Wie is ek? : a study of Afrikaner identity in New Zealand : a thesis presented in partial fulfilment of the requirements for the degree of Master of Arts in Social Anthropology at Massey University, Albany, New Zealand
Afrikaners have had a tumultuous history since the Dutch arrived in what is now known as Cape Town. Using Barth’s (1969) concept of ethnic boundary construction and maintenance, this research examines the state of Afrikaans identity in a New Zealand diasporic context. The research employs a novel approach to interview data collection, using a modified version of Wengraf’s (2017) biographic narrative interview method in conjunction with a dual-participant interview method. This approach allows a multiplicity of subjective viewpoints, exploring Afrikaner perceptions, their experiences, how they see themselves fitting into their Afrikaans community and how this community fits into New Zealand society.
The findings from this study show that Afrikaners refer to a representation akin to a Barthian model of Afrikaner. Through interviews, participants implied this presentation which was then constructed into an analytic model for the study. The model they indicated consists of four key characteristics: heritage, faith as a cultural value, language and a conservative worldview. Participants referred to themselves against this model in order to ascertain how ‘typical’ they are regarding shared community behaviour and perspectives.

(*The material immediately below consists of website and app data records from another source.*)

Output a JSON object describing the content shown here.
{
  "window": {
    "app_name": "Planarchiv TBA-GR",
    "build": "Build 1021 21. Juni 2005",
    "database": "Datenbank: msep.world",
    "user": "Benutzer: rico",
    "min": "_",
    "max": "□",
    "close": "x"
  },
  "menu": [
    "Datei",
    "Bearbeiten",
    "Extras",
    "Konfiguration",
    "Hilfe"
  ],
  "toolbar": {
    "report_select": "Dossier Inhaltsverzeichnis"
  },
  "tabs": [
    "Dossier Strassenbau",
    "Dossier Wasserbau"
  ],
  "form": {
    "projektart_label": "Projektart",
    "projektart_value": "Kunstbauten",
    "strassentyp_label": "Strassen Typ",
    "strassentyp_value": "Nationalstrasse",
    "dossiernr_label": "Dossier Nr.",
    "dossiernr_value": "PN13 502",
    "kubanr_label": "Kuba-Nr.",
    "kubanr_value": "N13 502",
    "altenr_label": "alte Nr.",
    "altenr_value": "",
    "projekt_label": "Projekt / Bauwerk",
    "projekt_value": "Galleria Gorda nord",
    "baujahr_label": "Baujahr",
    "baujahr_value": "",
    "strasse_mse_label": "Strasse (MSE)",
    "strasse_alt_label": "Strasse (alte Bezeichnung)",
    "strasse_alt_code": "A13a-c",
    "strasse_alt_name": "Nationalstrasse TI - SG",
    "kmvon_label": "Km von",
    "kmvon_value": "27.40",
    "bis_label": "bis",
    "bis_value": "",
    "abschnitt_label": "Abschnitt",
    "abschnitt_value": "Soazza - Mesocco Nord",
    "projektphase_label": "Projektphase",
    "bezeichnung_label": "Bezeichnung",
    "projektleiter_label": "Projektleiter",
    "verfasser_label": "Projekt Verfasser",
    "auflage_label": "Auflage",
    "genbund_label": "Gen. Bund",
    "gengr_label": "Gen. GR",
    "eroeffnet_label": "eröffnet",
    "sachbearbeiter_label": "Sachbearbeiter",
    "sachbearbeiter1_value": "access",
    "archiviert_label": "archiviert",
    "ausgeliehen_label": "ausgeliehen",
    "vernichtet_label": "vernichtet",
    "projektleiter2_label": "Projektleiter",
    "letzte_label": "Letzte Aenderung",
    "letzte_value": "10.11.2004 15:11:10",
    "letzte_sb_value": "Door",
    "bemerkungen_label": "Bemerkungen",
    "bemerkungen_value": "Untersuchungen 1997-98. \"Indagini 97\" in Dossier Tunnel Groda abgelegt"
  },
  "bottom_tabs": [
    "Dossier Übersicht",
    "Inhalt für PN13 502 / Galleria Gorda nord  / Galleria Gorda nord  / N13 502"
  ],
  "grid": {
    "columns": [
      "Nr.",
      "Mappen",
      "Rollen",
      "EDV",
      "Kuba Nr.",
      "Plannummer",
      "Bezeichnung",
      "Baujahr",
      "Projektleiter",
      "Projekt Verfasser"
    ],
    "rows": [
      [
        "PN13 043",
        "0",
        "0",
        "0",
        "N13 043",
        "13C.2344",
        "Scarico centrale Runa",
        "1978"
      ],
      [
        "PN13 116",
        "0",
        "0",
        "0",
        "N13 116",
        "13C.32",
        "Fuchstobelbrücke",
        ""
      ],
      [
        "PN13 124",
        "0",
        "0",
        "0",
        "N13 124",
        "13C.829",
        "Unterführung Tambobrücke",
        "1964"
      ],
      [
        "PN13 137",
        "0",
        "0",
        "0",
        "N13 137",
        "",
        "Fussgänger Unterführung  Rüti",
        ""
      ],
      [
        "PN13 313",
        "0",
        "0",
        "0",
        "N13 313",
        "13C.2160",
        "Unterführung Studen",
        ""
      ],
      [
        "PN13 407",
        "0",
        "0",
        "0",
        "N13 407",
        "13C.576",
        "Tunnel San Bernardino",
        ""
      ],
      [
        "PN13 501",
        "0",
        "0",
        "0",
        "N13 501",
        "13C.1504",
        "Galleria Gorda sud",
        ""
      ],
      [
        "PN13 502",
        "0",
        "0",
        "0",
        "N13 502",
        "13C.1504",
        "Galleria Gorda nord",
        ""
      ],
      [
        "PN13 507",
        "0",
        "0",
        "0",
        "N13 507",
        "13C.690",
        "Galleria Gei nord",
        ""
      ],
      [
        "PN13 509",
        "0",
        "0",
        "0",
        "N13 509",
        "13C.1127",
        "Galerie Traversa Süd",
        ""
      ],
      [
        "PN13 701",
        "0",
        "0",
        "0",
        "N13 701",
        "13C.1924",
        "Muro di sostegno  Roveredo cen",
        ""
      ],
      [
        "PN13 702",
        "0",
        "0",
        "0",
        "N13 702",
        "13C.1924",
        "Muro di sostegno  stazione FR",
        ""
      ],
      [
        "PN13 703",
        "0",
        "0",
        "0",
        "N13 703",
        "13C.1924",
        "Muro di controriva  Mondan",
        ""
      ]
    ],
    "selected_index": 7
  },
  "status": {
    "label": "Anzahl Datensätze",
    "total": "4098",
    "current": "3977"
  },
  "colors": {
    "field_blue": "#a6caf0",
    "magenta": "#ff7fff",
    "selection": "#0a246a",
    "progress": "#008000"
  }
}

The study then discusses this Afrikaner identity in a New Zealand socio-cultural context. It discovers that even though New Zealand and Afrikaner-South African societies are vastly different, New Zealand’s socially liberal worldview allows an easy transition for today’s comparatively diverse Afrikaners. This transitional process and ethnic boundary modification was found to impact Afrikaner identity in varying ways, particularly related to areas of personal security, new relationship formation and hospitality, manner of speech, and how they perceived what members of New Zealand society think about Afrikaners.